      Did you actually just type that out? A child is not “cross dressing” Jesus Christ!! He’s wearing a dress. Dresses are for girls pants are for boys is just a social construct along with gender. Anyone can’t wear anything they want- this is your problem not a child’s problem. Many people don’t have a father -doesn’t mean they don’t have a father figure among the “village” Charlize has to help her to raise the her children. I am done, cannot believe I am reading such nonsense.

      • MarcelMarcel says:

        Cosigning Kezias statement. My father left before I was born so I was brought up by my Mama, older sisters and their tribe of friends. It was really amazing because everyone balanced each other out ie my sisters taught me organisational skills, my mother made me very loved when I had medical issues and my godmother is a lawyer & highly rational so I could discuss my issues surrounding organised religion with her.

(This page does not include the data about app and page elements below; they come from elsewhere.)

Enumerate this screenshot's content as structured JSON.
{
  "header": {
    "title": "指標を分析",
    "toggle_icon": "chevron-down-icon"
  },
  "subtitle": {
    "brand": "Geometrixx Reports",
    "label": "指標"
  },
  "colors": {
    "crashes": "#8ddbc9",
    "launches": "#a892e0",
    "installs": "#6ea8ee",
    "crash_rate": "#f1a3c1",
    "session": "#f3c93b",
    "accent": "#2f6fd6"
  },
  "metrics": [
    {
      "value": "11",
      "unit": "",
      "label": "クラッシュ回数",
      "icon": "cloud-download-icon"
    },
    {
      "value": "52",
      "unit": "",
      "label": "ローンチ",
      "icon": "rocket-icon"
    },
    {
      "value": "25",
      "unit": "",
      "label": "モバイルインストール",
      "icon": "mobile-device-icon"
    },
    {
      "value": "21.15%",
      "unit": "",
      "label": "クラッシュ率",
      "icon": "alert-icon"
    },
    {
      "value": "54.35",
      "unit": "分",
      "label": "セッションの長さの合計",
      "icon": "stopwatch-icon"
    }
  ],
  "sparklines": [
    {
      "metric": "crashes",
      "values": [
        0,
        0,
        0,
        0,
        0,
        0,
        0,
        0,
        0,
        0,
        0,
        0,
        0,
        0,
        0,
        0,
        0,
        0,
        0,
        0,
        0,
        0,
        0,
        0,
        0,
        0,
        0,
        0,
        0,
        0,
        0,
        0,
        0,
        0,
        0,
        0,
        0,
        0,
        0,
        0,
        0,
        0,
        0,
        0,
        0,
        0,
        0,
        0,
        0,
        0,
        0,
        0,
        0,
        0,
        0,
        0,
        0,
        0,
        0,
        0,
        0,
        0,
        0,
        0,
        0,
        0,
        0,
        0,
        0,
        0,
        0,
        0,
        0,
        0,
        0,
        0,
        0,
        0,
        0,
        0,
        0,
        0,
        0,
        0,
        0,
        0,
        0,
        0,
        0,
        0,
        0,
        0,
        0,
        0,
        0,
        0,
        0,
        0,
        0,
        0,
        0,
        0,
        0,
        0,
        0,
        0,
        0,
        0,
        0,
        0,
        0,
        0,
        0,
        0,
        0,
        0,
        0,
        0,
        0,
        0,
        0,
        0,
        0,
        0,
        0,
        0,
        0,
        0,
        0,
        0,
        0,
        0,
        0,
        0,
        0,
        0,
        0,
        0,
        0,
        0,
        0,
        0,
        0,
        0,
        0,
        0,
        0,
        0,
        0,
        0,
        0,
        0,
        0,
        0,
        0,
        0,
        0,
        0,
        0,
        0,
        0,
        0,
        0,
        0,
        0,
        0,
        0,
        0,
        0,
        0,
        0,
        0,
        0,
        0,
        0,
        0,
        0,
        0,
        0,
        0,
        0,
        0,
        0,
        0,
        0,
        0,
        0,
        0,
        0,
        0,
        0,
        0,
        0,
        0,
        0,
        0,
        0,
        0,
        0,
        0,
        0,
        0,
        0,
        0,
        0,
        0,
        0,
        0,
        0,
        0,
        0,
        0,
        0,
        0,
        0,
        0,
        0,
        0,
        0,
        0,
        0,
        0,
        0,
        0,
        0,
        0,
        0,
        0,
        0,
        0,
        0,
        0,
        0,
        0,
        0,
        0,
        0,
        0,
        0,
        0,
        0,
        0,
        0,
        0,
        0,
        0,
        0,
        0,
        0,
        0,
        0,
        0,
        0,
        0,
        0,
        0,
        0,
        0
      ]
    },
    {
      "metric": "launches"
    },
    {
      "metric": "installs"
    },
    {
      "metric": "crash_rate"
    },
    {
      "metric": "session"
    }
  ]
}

        In Roman Times men wore skirts and Henry Tudor loved a statement necklace. Clothes are just visual signifiers that protect us from the elements. All children can wear dresses or pants, it literally doesn’t matter.

    • Tashkent says:

      I agree with you. I certainly wouldn’t allow my son to do that.

  8. supposedtobeworking says:

    I have found that as the kiddos get older (preteen and new teen), they do buy into a more balanced and opportunistic approach to problematic behaviour. When one of my girls is being a turd, the other becomes an angel and so extra helpful. I recognize it is completely self-serving on their part, but I appreciate it. To the point where I may start setting up ‘meltdown’ role plays with one daughter just to get the other to do what I need her to, since it seems to be the most effective motivator ; )

  9. Dizzie says:

    I’m a former teacher with an “OCD” diagnosed daughter. It can take many forms, has different triggers and differing results, like anxiety. My daughter was misdiagnosed- only has the obsessive piece. Like many of my former students she had the drive to be perfect. That made her a poor test taker and late with work because things were never up to her standards for herself. She worked it out with a great therapist. I post this to help those with children who might struggle with school. The ‘habits of mind” can interfere with a terrific kid having a positive experience, but it is a workable situation.

    • Dizzie says:

      Hopefully, when we hear OCD, “off her meds”, and “on the spectrum” in everyday conversation we realize it might be insensitive to others. She was being humorous and may or may not be OCD. Not criticizing her knowing the context was to entertain, but rather making an effort in my own life to avoid using clinical terms in everyday speech and instead use other colorful adjectives.